Lewis and Babington focused in particular on Virginia's Bob McDonnell and Louisiana's Bobby Jindal, who are unpopular in no small part because of moves they made on tax policy. McDonnell signed off on massive tax increases for transportation, while Jindal’s failed attempt to reform his state tax code -- making the state income tax free but boosting some sales taxes to make up for lost revenue -- has eroded his once-stellar popularity. Of course, plenty of Democratic governors thinking about 2016 also hiked taxes, but they were curiously left out of the mix. 


We've come to expect this sort of thing from MSNBC, but the Associated Press should be ashamed of itself. In a story about Virginia Gov. Bob McDonnell (R) signing into law a new voter ID law requiring a photo ID to vote-- which may be provided free-of-charge to indigent Virginians, by the way -- the AP strongly suggested the bill is an attempt by Virginia Republicans to prevent a Democratic presidential candidate from winning the state in 2016.

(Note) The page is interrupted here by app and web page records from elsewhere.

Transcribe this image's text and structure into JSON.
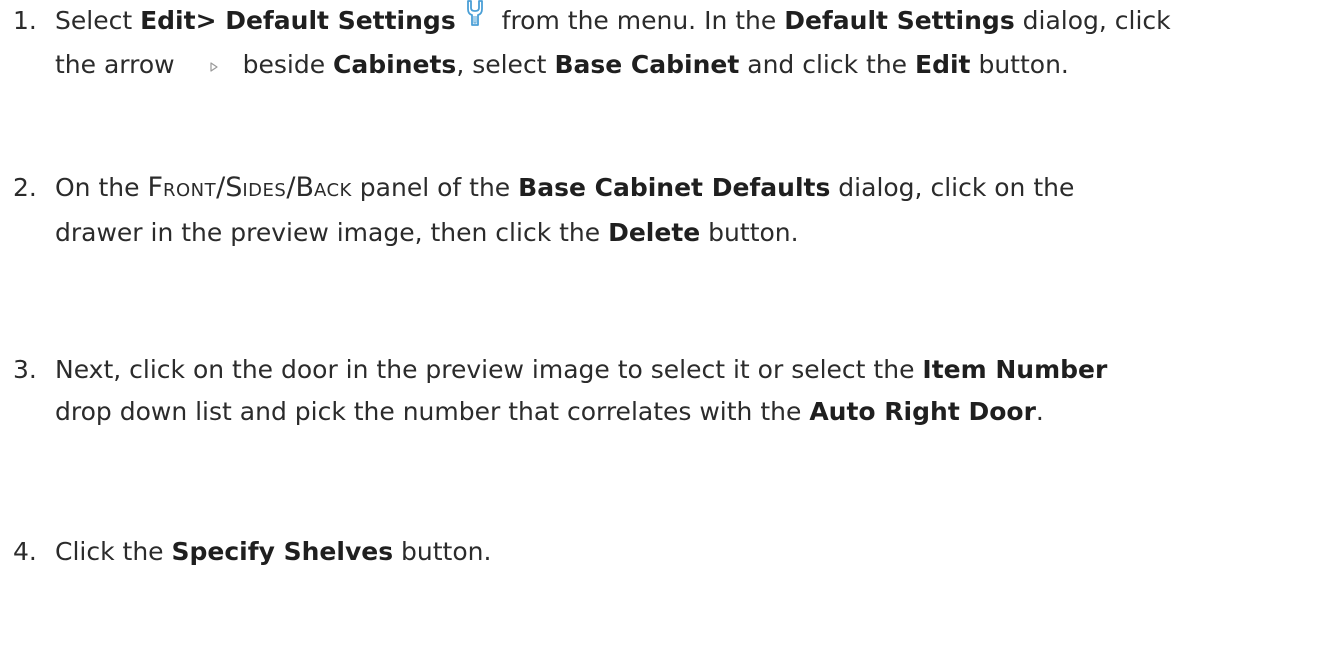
{
  "steps": [
    {
      "number": "1.",
      "parts": {
        "a": "Select ",
        "b": "Edit> Default Settings",
        "c": " from the menu. In the ",
        "d": "Default Settings",
        "e": " dialog, click",
        "f": "the arrow",
        "g": "beside ",
        "h": "Cabinets",
        "i": ", select ",
        "j": "Base Cabinet",
        "k": " and click the ",
        "l": "Edit",
        "m": " button."
      },
      "icons": [
        "default-settings-icon",
        "tree-arrow-icon"
      ]
    },
    {
      "number": "2.",
      "parts": {
        "a": "On the ",
        "sc1_big": "F",
        "sc1_small": "RONT",
        "slash1": "/",
        "sc2_big": "S",
        "sc2_small": "IDES",
        "slash2": "/",
        "sc3_big": "B",
        "sc3_small": "ACK",
        "b": " panel of the ",
        "c": "Base Cabinet Defaults",
        "d": " dialog, click on the",
        "e": "drawer in the preview image, then click the ",
        "f": "Delete",
        "g": " button."
      }
    },
    {
      "number": "3.",
      "parts": {
        "a": "Next, click on the door in the preview image to select it or select the ",
        "b": "Item Number",
        "c": "drop down list and pick the number that correlates with the ",
        "d": "Auto Right Door",
        "e": "."
      }
    },
    {
      "number": "4.",
      "parts": {
        "a": "Click the ",
        "b": "Specify Shelves",
        "c": " button."
      }
    }
  ],
  "colors": {
    "text": "#2b2b2b",
    "icon_blue": "#4a9fd6"
  }
}
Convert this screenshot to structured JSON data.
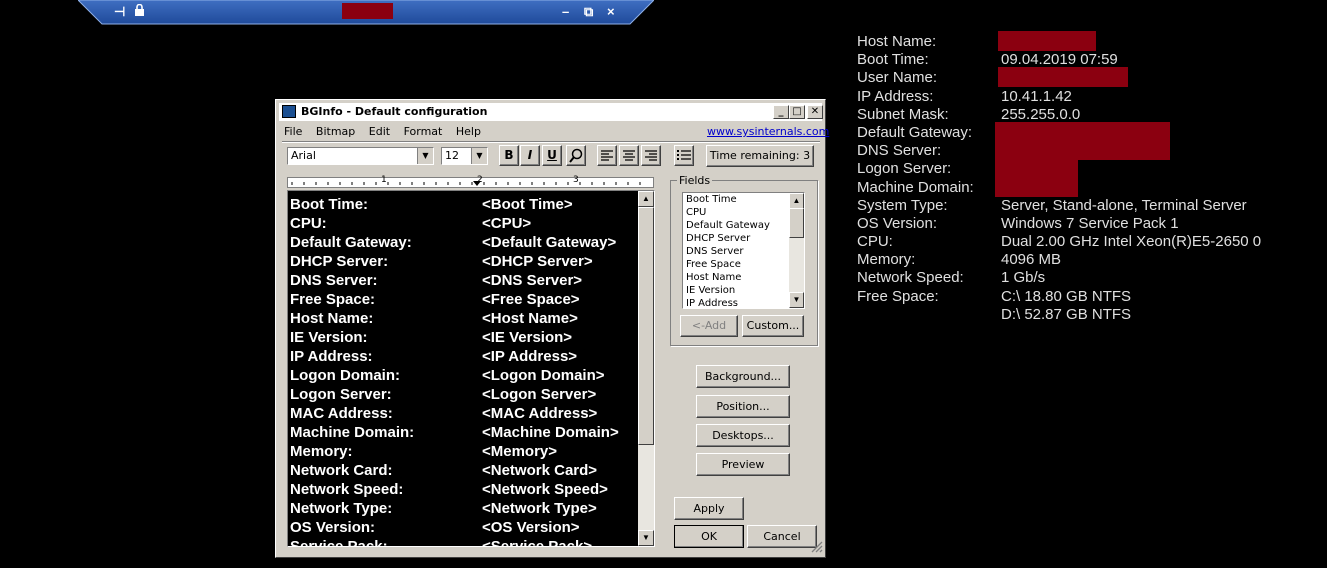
{
  "rdp_bar": {
    "pin_icon": "pin-icon",
    "lock_icon": "lock-icon",
    "minimize": "–",
    "restore": "⧉",
    "close": "×"
  },
  "desktop_info": [
    {
      "label": "Host Name:",
      "value": "",
      "redacted": true
    },
    {
      "label": "Boot Time:",
      "value": "09.04.2019 07:59"
    },
    {
      "label": "User Name:",
      "value": "",
      "redacted": true
    },
    {
      "label": "IP Address:",
      "value": "10.41.1.42"
    },
    {
      "label": "Subnet Mask:",
      "value": "255.255.0.0"
    },
    {
      "label": "Default Gateway:",
      "value": "",
      "redacted": true
    },
    {
      "label": "DNS Server:",
      "value": "",
      "redacted": true
    },
    {
      "label": "Logon Server:",
      "value": "",
      "redacted": true
    },
    {
      "label": "Machine Domain:",
      "value": "",
      "redacted": true
    },
    {
      "label": "System Type:",
      "value": "Server, Stand-alone, Terminal Server"
    },
    {
      "label": "OS Version:",
      "value": "Windows 7 Service Pack 1"
    },
    {
      "label": "CPU:",
      "value": "Dual 2.00 GHz Intel Xeon(R)E5-2650 0"
    },
    {
      "label": "Memory:",
      "value": "4096 MB"
    },
    {
      "label": "Network Speed:",
      "value": "1 Gb/s"
    },
    {
      "label": "Free Space:",
      "value": "C:\\ 18.80 GB NTFS"
    },
    {
      "label": "",
      "value": "D:\\ 52.87 GB NTFS"
    }
  ],
  "window": {
    "title": "BGInfo - Default configuration",
    "menu": [
      "File",
      "Bitmap",
      "Edit",
      "Format",
      "Help"
    ],
    "link": "www.sysinternals.com",
    "font_name": "Arial",
    "font_size": "12",
    "format_buttons": {
      "bold": "B",
      "italic": "I",
      "underline": "U"
    },
    "time_remaining": "Time remaining: 3",
    "ruler_marks": [
      "1",
      "2",
      "3"
    ],
    "editor_rows": [
      {
        "key": "Boot Time:",
        "value": "<Boot Time>"
      },
      {
        "key": "CPU:",
        "value": "<CPU>"
      },
      {
        "key": "Default Gateway:",
        "value": "<Default Gateway>"
      },
      {
        "key": "DHCP Server:",
        "value": "<DHCP Server>"
      },
      {
        "key": "DNS Server:",
        "value": "<DNS Server>"
      },
      {
        "key": "Free Space:",
        "value": "<Free Space>"
      },
      {
        "key": "Host Name:",
        "value": "<Host Name>"
      },
      {
        "key": "IE Version:",
        "value": "<IE Version>"
      },
      {
        "key": "IP Address:",
        "value": "<IP Address>"
      },
      {
        "key": "Logon Domain:",
        "value": "<Logon Domain>"
      },
      {
        "key": "Logon Server:",
        "value": "<Logon Server>"
      },
      {
        "key": "MAC Address:",
        "value": "<MAC Address>"
      },
      {
        "key": "Machine Domain:",
        "value": "<Machine Domain>"
      },
      {
        "key": "Memory:",
        "value": "<Memory>"
      },
      {
        "key": "Network Card:",
        "value": "<Network Card>"
      },
      {
        "key": "Network Speed:",
        "value": "<Network Speed>"
      },
      {
        "key": "Network Type:",
        "value": "<Network Type>"
      },
      {
        "key": "OS Version:",
        "value": "<OS Version>"
      },
      {
        "key": "Service Pack:",
        "value": "<Service Pack>"
      }
    ],
    "fields_label": "Fields",
    "fields_list": [
      "Boot Time",
      "CPU",
      "Default Gateway",
      "DHCP Server",
      "DNS Server",
      "Free Space",
      "Host Name",
      "IE Version",
      "IP Address"
    ],
    "add_button": "<-Add",
    "custom_button": "Custom...",
    "background_button": "Background...",
    "position_button": "Position...",
    "desktops_button": "Desktops...",
    "preview_button": "Preview",
    "apply_button": "Apply",
    "ok_button": "OK",
    "cancel_button": "Cancel"
  },
  "colors": {
    "redaction": "#8b0010",
    "desktop": "#000000",
    "dialog_face": "#d4d0c8"
  }
}
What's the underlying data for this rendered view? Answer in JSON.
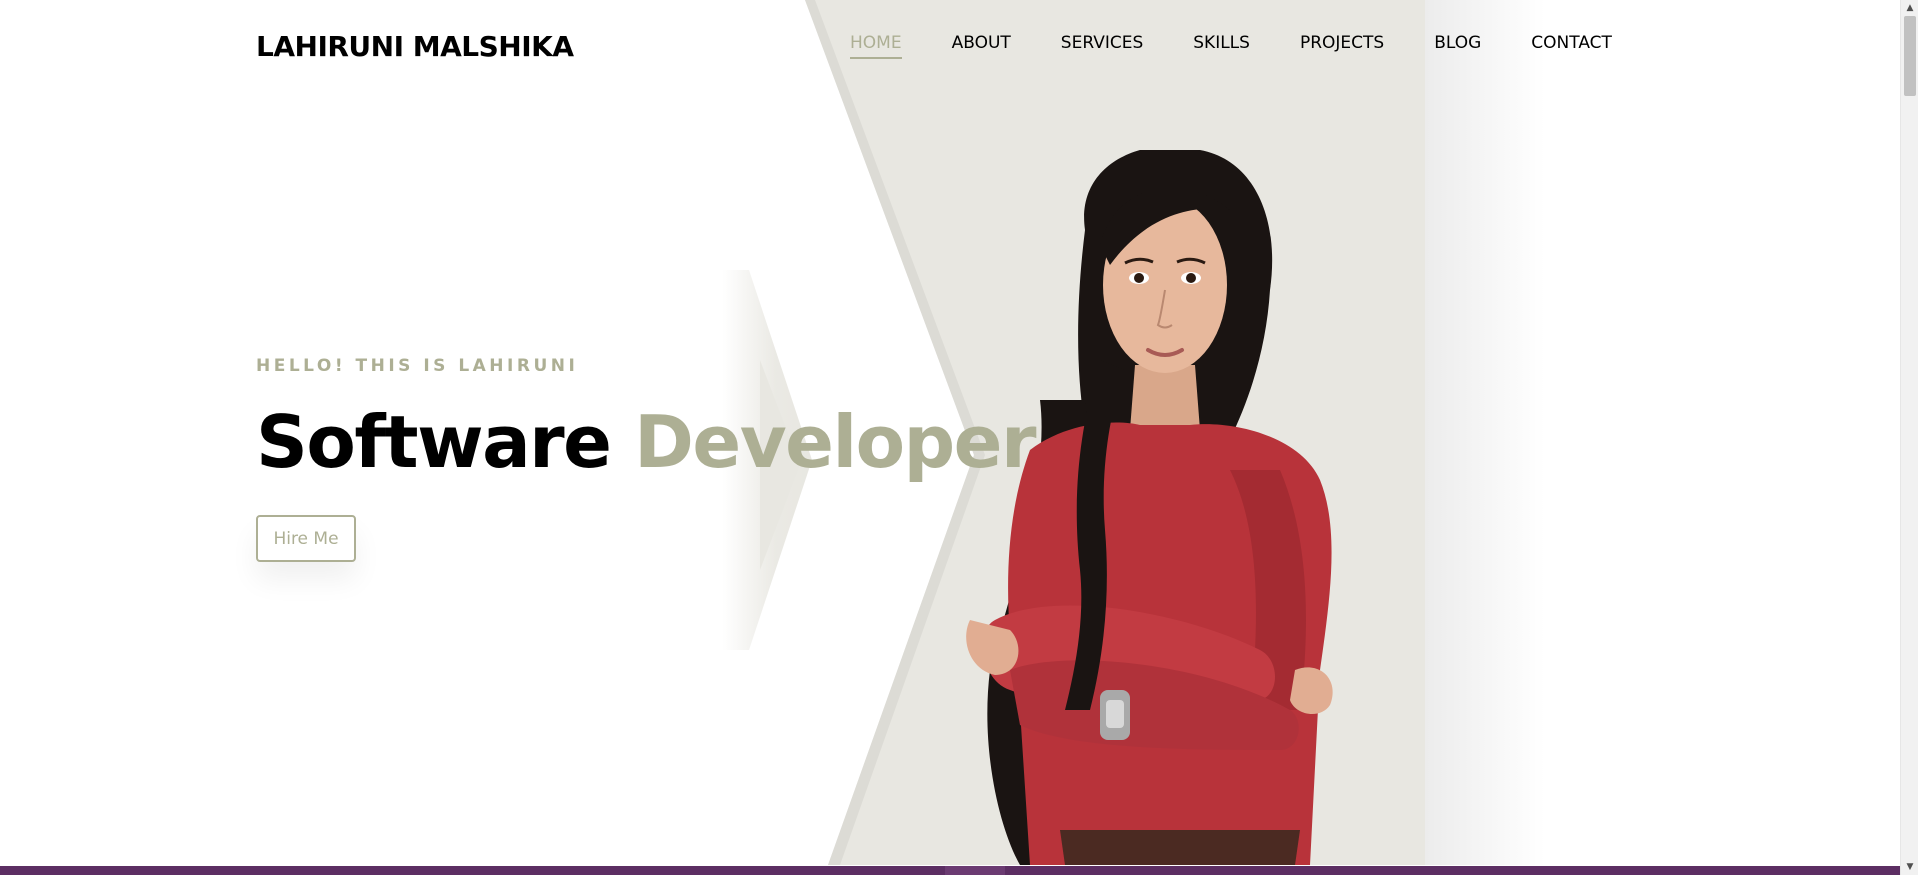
{
  "header": {
    "brand": "LAHIRUNI MALSHIKA",
    "nav": [
      {
        "label": "HOME",
        "active": true
      },
      {
        "label": "ABOUT",
        "active": false
      },
      {
        "label": "SERVICES",
        "active": false
      },
      {
        "label": "SKILLS",
        "active": false
      },
      {
        "label": "PROJECTS",
        "active": false
      },
      {
        "label": "BLOG",
        "active": false
      },
      {
        "label": "CONTACT",
        "active": false
      }
    ]
  },
  "hero": {
    "greeting": "HELLO! THIS IS LAHIRUNI",
    "title_part1": "Software",
    "title_part2": "Developer",
    "cta_label": "Hire Me",
    "portrait_icon": "person-portrait-icon"
  },
  "colors": {
    "accent": "#adaf94",
    "hero_panel": "#e8e7e1",
    "text": "#000000",
    "bottom_strip": "#5c2e63",
    "shirt": "#b8333a",
    "hair": "#1a1412",
    "skin": "#e7b89c"
  }
}
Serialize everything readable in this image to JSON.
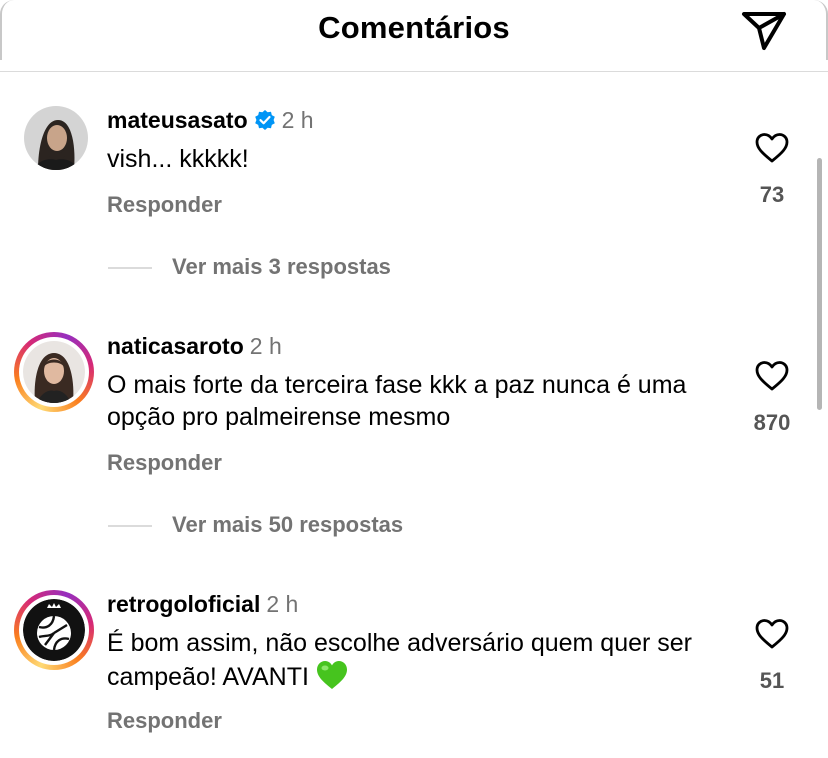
{
  "header": {
    "title": "Comentários",
    "send_icon": "paper-plane-icon"
  },
  "comments": [
    {
      "username": "mateusasato",
      "verified": true,
      "time": "2 h",
      "text": "vish... kkkkk!",
      "reply_label": "Responder",
      "likes": "73",
      "view_replies": "Ver mais 3 respostas"
    },
    {
      "username": "naticasaroto",
      "verified": false,
      "time": "2 h",
      "text": "O mais forte da terceira fase kkk a paz nunca é uma opção pro palmeirense mesmo",
      "reply_label": "Responder",
      "likes": "870",
      "view_replies": "Ver mais 50 respostas"
    },
    {
      "username": "retrogoloficial",
      "verified": false,
      "time": "2 h",
      "text": "É bom assim, não escolhe adversário quem quer ser campeão! AVANTI",
      "reply_label": "Responder",
      "likes": "51"
    }
  ],
  "colors": {
    "secondary_text": "#737373",
    "verified_badge": "#0095f6",
    "emoji_heart": "#46c41e",
    "divider": "#dbdbdb"
  }
}
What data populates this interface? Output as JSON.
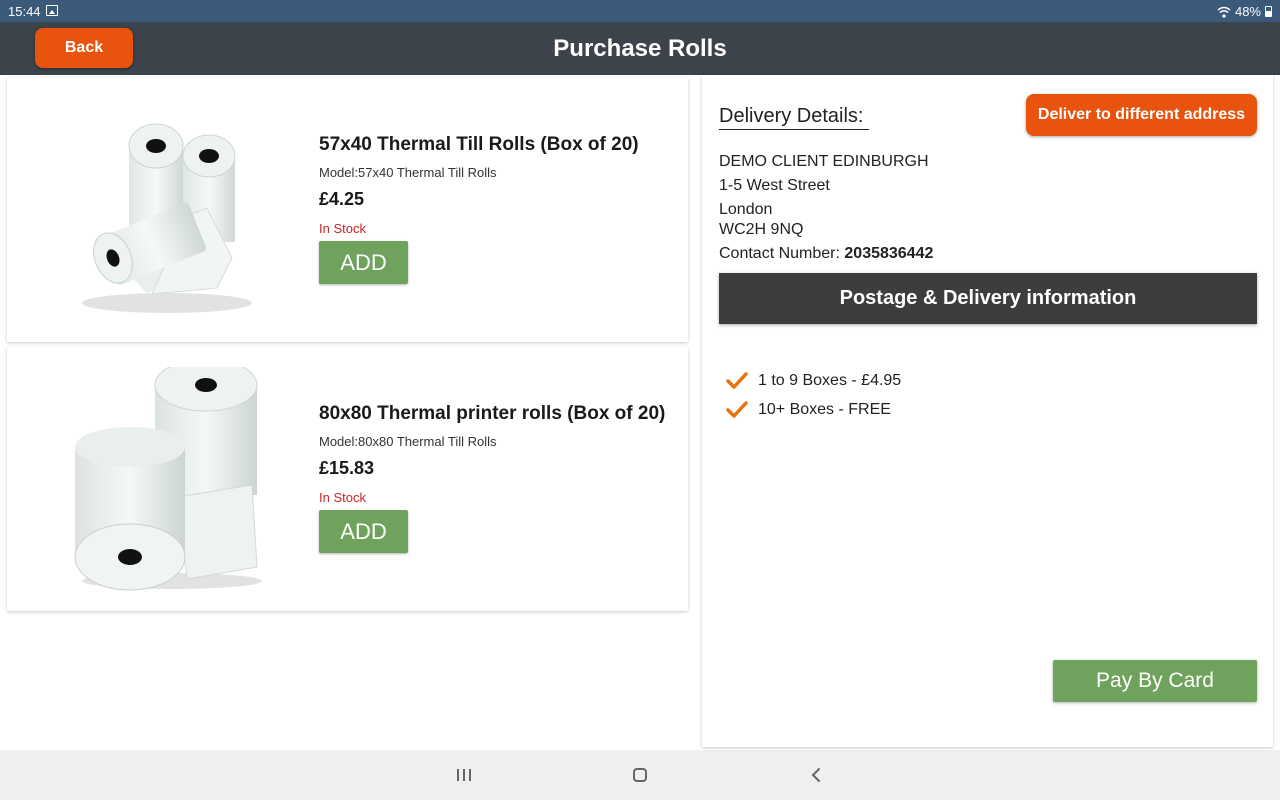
{
  "status_bar": {
    "time": "15:44",
    "battery": "48%",
    "icons": [
      "image-icon",
      "wifi-icon",
      "battery-icon"
    ]
  },
  "header": {
    "back_label": "Back",
    "title": "Purchase Rolls"
  },
  "products": [
    {
      "name": "57x40 Thermal Till Rolls (Box of 20)",
      "model": "Model:57x40 Thermal Till Rolls",
      "price": "£4.25",
      "stock": "In Stock",
      "add_label": "ADD"
    },
    {
      "name": "80x80 Thermal printer rolls (Box of 20)",
      "model": "Model:80x80 Thermal Till Rolls",
      "price": "£15.83",
      "stock": "In Stock",
      "add_label": "ADD"
    }
  ],
  "delivery": {
    "heading": "Delivery Details:",
    "different_address_label": "Deliver to different address",
    "address": [
      "DEMO CLIENT EDINBURGH",
      "1-5 West Street",
      "London",
      "WC2H 9NQ"
    ],
    "contact_label": "Contact Number:",
    "contact_number": "2035836442",
    "postage_label": "Postage & Delivery information",
    "shipping_options": [
      "1 to 9 Boxes - £4.95",
      "10+ Boxes - FREE"
    ],
    "pay_label": "Pay By Card"
  },
  "colors": {
    "header_bg": "#3d434b",
    "accent_orange": "#e8530e",
    "button_green": "#6fa35d",
    "stock_red": "#c62828",
    "postage_bar_bg": "#3d3d3d"
  }
}
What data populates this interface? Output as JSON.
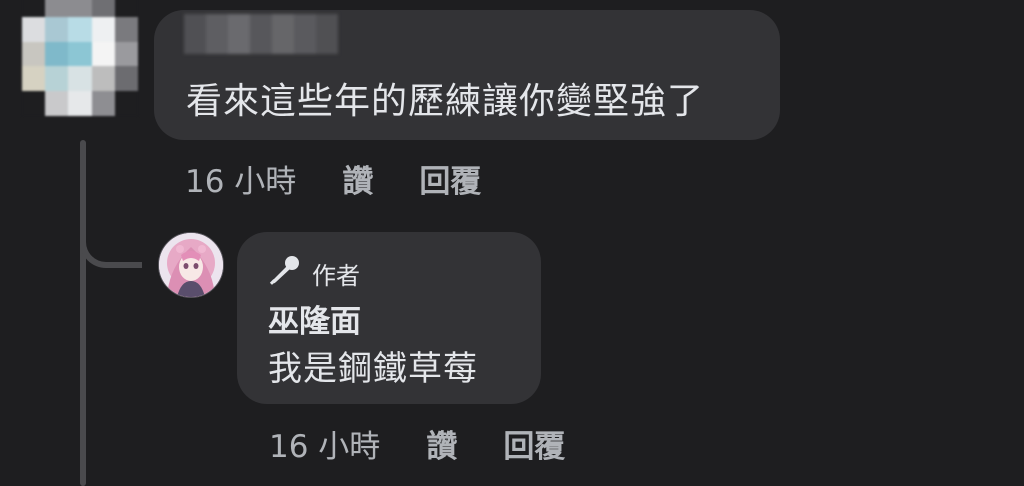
{
  "comment": {
    "text": "看來這些年的歷練讓你變堅強了",
    "time": "16 小時",
    "like_label": "讚",
    "reply_label": "回覆"
  },
  "reply": {
    "badge_label": "作者",
    "badge_icon": "microphone-icon",
    "author_name": "巫隆面",
    "text": "我是鋼鐵草莓",
    "time": "16 小時",
    "like_label": "讚",
    "reply_label": "回覆"
  },
  "colors": {
    "background": "#1e1e20",
    "bubble": "#333336",
    "primary_text": "#e4e6ea",
    "secondary_text": "#b0b3b8",
    "thread_line": "#4a4a4d"
  }
}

"Republican majorities in the Virginia House and Senate pushed the bill to passage one year after a more modest GOP-sponsored voter identification law failed to prevent President Barack Obama from winning Virginia for the second presidential election in a row and a Democratic U.S. Senate victory," the AP noted in the fourth paragraph of their March 27 story. As you can see in the full story pasted below, this was in the context of hyping a liberal Democrat's charge that requiring voter ID is akin to Jim Crow-era  disenfranchisement efforts (story accessed via FoxNews.com, emphases mine):


[UPDATED BELOW] CNN's Soledad O'Brien showed her glaring liberal double standard on Thursday, citing a liberal source to debunk Mitt Romney's tax plan while casting its supporters as either "completely partisan" or unworthy sources.

Her source, the Tax Policy Center, is the joint venture of two liberal think tanks, but since the American Enterprise Institute is a "conservative think tank" O'Brien threw water on the credibility of its support for Romney's tax plan. And she herself cited a TPC blog post attacking Romney's plan, but wouldn't accept a defense of the plan because it was a "blog post."


For years I have heard abortion enthusiasts contort themselves in knots to avoid saying "baby" when talking about abortion.

Leave it to MSNBC's plucky Rachel Maddow to go where few liberals dare --  acknowledging, albeit indirectly, that abortion involves killing human life at its most vulnerable. (video after page break)